**** Listed records ****

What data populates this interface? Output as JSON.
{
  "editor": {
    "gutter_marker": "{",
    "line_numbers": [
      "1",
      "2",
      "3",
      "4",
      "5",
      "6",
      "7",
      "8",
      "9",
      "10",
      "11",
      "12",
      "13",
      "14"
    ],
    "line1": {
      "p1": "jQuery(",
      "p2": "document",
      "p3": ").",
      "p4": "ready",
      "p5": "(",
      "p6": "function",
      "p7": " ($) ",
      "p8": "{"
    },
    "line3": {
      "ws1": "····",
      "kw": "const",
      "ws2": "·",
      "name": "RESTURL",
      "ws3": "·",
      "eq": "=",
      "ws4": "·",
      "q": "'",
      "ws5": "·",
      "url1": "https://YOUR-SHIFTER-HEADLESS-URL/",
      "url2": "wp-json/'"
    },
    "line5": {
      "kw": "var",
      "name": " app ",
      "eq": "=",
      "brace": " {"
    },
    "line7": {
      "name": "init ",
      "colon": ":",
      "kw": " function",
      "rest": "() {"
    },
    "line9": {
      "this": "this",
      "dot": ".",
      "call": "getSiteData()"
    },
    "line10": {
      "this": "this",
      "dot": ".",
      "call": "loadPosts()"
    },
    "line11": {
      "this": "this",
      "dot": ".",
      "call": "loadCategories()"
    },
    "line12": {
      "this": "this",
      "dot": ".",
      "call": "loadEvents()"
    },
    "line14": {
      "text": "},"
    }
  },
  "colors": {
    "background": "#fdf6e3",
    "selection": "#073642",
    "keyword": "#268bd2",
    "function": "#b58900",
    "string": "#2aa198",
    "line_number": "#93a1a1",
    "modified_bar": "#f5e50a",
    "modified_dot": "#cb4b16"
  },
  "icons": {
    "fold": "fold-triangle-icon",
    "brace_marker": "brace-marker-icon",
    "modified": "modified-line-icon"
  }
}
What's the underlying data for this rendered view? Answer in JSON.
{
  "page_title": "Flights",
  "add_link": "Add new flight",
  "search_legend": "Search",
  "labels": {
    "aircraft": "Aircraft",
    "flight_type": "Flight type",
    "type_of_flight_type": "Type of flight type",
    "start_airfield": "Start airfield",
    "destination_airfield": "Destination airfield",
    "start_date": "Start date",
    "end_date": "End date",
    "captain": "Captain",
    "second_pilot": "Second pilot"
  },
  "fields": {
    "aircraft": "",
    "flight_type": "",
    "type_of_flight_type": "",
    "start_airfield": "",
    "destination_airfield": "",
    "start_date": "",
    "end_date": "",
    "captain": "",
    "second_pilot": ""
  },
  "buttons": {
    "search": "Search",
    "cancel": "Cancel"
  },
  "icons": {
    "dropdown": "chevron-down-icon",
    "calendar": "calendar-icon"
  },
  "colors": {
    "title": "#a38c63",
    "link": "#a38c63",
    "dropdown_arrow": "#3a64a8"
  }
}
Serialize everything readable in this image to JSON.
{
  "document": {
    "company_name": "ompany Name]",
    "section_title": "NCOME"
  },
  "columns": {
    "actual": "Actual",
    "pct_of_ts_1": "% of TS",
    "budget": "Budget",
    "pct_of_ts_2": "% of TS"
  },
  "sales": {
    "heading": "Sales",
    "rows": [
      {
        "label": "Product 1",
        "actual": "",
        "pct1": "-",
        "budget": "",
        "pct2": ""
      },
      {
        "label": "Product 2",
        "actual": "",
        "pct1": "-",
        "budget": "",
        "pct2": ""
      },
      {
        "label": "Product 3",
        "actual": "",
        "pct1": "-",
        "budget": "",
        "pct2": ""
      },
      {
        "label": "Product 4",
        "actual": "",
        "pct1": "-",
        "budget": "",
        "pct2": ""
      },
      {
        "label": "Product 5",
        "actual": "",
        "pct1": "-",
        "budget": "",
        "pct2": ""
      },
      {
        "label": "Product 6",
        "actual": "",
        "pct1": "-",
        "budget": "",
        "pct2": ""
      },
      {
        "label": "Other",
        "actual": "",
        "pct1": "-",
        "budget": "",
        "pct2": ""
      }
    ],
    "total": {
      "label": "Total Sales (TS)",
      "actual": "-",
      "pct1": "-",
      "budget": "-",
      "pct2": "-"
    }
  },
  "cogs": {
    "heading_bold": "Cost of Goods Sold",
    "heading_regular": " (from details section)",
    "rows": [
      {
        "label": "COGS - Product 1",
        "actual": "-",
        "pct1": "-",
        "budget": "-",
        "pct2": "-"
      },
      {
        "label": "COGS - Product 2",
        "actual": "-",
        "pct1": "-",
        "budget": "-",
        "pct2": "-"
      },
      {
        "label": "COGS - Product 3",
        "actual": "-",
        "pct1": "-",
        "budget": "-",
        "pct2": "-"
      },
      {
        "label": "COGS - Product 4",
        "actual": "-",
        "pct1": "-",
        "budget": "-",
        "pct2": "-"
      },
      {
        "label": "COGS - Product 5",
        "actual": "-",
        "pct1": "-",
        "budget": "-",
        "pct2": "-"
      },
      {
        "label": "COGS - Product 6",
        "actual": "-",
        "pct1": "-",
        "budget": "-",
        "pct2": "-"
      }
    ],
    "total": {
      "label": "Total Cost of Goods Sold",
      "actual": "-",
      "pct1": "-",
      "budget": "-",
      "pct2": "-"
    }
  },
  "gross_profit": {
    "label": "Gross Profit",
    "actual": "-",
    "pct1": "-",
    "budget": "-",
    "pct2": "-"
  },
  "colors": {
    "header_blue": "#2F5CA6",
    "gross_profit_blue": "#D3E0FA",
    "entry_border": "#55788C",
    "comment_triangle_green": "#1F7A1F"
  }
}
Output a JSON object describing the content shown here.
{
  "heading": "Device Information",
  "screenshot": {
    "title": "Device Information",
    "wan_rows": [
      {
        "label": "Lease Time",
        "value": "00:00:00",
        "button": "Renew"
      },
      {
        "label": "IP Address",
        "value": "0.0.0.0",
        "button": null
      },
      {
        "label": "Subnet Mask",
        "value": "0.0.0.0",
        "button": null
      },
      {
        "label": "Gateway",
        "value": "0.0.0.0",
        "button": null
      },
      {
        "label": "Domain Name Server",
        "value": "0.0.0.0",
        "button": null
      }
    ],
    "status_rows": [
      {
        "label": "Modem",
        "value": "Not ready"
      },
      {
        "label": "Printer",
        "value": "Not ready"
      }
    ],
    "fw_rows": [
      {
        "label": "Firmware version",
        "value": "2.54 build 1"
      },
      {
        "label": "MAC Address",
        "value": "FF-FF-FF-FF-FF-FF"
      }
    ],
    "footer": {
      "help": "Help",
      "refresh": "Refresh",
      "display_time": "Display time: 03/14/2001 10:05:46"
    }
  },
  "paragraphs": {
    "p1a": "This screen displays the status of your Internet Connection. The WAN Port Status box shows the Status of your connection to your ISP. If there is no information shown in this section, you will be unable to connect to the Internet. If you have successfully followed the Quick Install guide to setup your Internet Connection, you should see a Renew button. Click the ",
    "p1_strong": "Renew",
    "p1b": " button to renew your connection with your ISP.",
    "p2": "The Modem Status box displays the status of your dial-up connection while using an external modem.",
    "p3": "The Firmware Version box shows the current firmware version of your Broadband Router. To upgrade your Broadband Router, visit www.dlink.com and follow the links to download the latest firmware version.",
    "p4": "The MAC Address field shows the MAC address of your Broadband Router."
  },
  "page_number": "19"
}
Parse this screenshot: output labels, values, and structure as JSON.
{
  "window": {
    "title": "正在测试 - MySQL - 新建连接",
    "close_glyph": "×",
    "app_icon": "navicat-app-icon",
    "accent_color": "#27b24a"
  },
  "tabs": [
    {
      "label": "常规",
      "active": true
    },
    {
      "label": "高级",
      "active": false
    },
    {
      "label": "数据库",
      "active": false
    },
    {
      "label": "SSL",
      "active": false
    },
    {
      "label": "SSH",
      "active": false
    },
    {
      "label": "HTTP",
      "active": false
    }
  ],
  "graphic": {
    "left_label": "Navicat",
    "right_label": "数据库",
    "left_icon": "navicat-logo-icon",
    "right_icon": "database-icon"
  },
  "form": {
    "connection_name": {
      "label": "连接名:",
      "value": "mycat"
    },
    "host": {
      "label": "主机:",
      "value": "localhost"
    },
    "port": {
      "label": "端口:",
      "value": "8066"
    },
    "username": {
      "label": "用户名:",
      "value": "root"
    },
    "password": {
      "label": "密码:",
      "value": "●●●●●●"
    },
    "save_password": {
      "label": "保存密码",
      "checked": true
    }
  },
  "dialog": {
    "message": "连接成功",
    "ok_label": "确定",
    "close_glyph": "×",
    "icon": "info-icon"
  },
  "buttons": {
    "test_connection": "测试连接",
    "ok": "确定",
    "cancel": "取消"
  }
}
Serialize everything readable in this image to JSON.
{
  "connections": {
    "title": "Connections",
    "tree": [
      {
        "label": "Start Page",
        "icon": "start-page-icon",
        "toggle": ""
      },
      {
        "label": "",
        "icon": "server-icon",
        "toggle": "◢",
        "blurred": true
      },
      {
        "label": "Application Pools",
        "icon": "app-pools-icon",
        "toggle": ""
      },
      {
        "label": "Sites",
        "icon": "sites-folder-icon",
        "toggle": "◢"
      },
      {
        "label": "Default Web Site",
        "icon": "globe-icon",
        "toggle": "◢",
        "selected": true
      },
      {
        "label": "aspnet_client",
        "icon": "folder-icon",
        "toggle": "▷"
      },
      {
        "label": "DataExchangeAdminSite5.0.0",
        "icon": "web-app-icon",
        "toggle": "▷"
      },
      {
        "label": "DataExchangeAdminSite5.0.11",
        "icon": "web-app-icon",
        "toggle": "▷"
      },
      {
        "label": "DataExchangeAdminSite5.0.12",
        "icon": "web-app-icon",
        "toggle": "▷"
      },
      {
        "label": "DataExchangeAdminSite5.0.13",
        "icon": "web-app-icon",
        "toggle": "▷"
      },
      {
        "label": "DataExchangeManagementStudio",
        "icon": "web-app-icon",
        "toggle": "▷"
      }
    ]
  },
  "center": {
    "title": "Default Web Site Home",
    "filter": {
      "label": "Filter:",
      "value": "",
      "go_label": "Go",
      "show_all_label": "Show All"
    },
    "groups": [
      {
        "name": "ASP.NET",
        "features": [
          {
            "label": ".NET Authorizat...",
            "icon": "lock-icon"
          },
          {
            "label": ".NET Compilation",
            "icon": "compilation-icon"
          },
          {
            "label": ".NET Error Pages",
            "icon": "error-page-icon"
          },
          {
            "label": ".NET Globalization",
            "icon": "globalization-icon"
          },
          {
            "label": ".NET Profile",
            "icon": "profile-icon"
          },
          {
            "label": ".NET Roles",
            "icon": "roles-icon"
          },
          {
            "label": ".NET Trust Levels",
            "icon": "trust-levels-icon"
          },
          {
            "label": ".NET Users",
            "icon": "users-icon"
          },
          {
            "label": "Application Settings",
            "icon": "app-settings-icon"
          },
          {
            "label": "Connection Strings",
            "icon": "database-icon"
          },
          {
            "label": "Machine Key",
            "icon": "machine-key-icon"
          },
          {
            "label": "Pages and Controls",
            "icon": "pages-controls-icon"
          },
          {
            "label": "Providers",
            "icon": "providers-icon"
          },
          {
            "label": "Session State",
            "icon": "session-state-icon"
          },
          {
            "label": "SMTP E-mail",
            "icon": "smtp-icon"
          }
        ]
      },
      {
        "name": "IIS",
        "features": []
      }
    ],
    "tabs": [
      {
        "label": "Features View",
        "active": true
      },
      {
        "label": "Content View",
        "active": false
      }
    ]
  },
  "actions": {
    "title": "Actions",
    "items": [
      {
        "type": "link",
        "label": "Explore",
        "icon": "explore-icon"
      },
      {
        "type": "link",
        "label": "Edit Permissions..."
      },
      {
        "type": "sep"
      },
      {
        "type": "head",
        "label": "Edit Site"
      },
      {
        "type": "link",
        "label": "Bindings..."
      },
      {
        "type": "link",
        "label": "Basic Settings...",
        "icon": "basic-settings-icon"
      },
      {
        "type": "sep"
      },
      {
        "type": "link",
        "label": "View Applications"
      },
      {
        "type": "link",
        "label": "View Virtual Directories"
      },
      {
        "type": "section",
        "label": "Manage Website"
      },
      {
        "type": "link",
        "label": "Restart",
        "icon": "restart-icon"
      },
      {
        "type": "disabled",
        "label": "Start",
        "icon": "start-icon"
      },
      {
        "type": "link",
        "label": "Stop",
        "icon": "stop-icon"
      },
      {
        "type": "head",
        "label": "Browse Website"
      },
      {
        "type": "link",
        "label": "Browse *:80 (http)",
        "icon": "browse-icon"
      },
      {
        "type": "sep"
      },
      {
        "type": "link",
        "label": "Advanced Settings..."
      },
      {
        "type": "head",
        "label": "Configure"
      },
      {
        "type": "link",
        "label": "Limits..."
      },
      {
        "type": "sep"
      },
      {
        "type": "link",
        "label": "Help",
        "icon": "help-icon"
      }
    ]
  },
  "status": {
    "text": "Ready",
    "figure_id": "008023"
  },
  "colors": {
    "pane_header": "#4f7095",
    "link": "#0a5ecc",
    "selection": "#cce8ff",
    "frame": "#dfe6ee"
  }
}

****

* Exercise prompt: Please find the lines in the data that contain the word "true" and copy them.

* Result of the task:
      "active": true
      "checked": true
        "blurred": true
        "selected": true
        "active": true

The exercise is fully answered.